To date, the PEGCC has explored investments from firms like Kohlberg Kravis Roberts, The Blackstone Group and The Carlyle Group – all of which show how, when done well, private equity can have a positive impact on local economies and job markets. This PR line will no doubt continue after the election. 


Everyone knows – especially now – that private equity firms make a lot of money if their investments are successful. But what gets less attention is that investors make even more.

Limited partners have traditionally not commented about their investments on the record. But several came to the defence of private equity during this year’s election season, and to great effect – not least because it reminded people that some of private equity’s most prominent beneficiaries are public pension systems.

“It is important for everyone, including politicians, to understand the facts about private equity investments. The fact is that the asset class is a valuable piece in TRS’ overall portfolio allocation,” Teachers’ Retirement System of Texas private equity chief Rich Hall told PEI in June.

Hall’s comments, as well as those of other prominent LPs, injected an important element of realism amid all the politicking. While other asset classes faltered, private equity helped drive returns for public pension beneficiaries like teachers, firefighters and police officers.

This will continue to be a hugely significant argument in private equity’s favour. Hopefully in the future more big LPs will now feel emboldened to speak out on behalf of the industry, so this point remains front and centre of the debate.


Politicians have never been shy about asking for money. But this election opened the door for private equity to give.

Although industry executives have always been free to donate to whomever they please, this is the first election since the Supreme Court eliminated certain donation restrictions. 

This ruling led to the creation of super political action committees, which are not subject to certain donation limits, as long as they don’t coordinate with the campaign of whichever candidate they are supporting.

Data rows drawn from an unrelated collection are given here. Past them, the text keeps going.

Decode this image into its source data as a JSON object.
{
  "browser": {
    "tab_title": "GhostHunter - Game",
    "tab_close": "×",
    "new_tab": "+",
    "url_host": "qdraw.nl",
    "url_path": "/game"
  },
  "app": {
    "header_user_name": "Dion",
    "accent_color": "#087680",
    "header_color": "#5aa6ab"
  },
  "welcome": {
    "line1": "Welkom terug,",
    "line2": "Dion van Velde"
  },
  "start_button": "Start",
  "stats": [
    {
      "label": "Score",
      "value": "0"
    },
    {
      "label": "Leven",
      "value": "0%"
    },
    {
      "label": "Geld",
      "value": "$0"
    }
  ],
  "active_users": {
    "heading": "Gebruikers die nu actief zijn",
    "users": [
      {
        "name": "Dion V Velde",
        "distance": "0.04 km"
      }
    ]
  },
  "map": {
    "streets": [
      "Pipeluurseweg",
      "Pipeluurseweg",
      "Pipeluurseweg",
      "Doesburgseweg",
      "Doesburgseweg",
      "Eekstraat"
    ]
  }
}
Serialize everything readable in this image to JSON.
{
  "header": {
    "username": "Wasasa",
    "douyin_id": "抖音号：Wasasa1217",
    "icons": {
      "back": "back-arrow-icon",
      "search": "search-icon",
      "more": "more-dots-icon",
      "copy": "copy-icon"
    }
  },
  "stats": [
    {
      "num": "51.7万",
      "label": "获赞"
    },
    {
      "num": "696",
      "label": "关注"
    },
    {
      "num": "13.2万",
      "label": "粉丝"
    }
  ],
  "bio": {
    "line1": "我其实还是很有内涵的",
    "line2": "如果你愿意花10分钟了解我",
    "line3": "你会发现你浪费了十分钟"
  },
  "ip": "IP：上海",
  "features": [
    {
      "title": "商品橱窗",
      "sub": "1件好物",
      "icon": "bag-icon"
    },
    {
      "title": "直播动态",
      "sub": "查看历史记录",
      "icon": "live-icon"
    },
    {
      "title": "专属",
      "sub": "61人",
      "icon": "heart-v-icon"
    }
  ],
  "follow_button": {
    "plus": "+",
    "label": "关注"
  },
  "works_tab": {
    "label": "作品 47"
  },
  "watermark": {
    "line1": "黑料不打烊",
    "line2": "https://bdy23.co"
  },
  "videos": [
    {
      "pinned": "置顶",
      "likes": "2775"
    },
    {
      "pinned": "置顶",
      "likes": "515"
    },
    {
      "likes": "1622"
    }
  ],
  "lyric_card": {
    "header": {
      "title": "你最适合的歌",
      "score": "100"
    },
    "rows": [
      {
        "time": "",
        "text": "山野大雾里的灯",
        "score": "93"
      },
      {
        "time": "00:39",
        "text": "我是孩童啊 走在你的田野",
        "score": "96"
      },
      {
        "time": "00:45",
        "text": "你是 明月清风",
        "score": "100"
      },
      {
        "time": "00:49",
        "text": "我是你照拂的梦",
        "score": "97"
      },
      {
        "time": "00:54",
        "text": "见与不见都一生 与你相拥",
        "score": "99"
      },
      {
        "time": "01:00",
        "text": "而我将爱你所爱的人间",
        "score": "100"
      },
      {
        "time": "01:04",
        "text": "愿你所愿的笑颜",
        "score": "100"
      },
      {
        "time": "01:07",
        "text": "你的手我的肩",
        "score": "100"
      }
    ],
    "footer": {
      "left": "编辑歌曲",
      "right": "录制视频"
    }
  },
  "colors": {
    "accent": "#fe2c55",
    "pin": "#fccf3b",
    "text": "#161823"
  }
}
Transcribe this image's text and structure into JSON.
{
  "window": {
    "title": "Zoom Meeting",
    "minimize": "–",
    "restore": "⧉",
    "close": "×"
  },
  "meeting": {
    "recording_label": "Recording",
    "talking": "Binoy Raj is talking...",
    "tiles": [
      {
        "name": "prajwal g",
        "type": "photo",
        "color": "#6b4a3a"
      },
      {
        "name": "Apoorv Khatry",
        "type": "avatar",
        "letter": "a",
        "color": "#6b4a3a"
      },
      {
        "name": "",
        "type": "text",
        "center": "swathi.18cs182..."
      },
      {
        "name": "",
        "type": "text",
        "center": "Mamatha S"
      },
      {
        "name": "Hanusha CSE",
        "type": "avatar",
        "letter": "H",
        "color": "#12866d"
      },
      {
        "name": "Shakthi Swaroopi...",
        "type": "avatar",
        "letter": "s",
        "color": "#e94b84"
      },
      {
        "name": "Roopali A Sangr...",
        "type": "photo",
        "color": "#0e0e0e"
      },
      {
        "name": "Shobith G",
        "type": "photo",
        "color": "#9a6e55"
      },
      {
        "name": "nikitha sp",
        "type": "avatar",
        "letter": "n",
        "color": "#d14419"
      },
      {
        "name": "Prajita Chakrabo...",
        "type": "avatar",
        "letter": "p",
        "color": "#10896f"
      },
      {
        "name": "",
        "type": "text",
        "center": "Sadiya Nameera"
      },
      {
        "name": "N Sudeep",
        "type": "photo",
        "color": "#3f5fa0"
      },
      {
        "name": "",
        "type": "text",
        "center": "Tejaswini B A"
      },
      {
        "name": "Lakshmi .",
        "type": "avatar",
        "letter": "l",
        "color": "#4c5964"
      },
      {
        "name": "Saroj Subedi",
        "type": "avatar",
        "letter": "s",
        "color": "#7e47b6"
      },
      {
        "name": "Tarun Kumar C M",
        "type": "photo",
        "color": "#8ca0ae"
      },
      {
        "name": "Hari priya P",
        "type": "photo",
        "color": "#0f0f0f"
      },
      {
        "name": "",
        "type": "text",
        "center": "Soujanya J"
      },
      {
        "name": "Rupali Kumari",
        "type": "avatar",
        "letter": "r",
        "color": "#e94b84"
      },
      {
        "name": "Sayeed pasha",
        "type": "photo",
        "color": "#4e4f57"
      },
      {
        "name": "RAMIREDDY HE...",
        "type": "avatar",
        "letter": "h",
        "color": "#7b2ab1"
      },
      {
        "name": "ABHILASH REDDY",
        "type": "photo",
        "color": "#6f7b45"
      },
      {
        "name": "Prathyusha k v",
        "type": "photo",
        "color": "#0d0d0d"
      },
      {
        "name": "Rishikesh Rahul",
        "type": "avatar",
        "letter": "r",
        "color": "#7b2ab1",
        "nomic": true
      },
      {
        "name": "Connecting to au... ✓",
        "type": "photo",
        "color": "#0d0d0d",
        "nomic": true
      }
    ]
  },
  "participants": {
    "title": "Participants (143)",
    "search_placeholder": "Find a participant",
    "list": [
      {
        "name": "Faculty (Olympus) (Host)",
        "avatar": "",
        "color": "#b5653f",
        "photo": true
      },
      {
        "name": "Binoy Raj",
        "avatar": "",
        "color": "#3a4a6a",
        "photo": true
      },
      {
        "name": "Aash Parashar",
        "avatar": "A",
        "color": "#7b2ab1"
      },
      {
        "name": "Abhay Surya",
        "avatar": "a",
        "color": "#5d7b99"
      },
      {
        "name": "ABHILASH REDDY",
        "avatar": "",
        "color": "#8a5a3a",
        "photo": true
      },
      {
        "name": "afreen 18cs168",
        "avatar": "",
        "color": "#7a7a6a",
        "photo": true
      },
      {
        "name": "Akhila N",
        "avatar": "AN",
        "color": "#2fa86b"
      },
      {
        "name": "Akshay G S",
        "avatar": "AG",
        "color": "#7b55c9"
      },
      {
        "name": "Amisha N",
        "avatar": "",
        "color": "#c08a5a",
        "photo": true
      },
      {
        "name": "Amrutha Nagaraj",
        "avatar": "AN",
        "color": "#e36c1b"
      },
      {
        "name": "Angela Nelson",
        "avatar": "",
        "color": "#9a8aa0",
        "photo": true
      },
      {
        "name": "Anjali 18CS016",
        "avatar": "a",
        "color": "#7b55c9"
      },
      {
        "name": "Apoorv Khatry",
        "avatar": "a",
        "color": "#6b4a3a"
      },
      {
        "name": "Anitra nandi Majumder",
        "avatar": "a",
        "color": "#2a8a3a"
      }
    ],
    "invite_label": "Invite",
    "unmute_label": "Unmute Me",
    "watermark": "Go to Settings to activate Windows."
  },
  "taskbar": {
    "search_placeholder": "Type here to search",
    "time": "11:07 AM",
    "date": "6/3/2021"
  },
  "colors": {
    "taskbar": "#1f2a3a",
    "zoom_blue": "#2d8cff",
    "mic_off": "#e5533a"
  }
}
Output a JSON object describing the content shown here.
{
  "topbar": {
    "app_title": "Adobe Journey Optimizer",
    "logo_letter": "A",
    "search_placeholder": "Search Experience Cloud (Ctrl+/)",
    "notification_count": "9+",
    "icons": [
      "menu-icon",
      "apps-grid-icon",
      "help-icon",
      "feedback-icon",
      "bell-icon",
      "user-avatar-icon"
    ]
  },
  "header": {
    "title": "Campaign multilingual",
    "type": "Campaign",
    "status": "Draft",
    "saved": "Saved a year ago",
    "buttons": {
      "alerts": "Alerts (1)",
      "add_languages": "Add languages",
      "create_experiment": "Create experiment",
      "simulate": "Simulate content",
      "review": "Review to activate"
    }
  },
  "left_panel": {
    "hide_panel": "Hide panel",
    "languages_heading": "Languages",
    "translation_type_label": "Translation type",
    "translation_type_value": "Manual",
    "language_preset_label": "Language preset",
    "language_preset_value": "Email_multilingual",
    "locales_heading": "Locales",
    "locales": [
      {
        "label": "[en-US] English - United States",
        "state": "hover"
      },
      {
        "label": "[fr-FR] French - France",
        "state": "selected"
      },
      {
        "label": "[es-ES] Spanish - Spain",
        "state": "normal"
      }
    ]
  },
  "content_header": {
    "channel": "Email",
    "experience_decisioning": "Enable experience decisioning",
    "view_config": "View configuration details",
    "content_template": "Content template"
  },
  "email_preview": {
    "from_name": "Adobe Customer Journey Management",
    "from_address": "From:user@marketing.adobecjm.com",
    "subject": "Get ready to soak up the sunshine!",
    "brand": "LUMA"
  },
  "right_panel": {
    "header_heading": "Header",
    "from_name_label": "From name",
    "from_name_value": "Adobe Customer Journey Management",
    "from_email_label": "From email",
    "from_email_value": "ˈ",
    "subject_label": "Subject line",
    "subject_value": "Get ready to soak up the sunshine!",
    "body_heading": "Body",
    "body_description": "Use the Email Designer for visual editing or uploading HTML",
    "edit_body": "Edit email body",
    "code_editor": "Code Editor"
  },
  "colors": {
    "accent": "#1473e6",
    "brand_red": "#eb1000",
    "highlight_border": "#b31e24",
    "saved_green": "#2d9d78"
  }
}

Private equity executives greeted this change with open cheque-books: some donated as much as $1 million to the Super PACs.

Romney-friendly PACs certainly benefitted from the industry’s largesse. Super PAC Restore Our Future had raised more than $9.6 million from individuals employed by private equity or venture capital firms like Sun Capital, Bain Capital and Kohlberg Kravis Roberts.

The industry also extended its political influence through its own political action committee. The PEGCC PAC had raised more than $271,000 from its member firms since inception, donating $102,500 to federal candidates as of 23 October, according to watchdog

The bulk of this went to Republican candidates and organisations, specifically targeting sitting congressmen with influence over legislation that could affect the private equity industry.

Expect more generous support for friendly politicians in the future.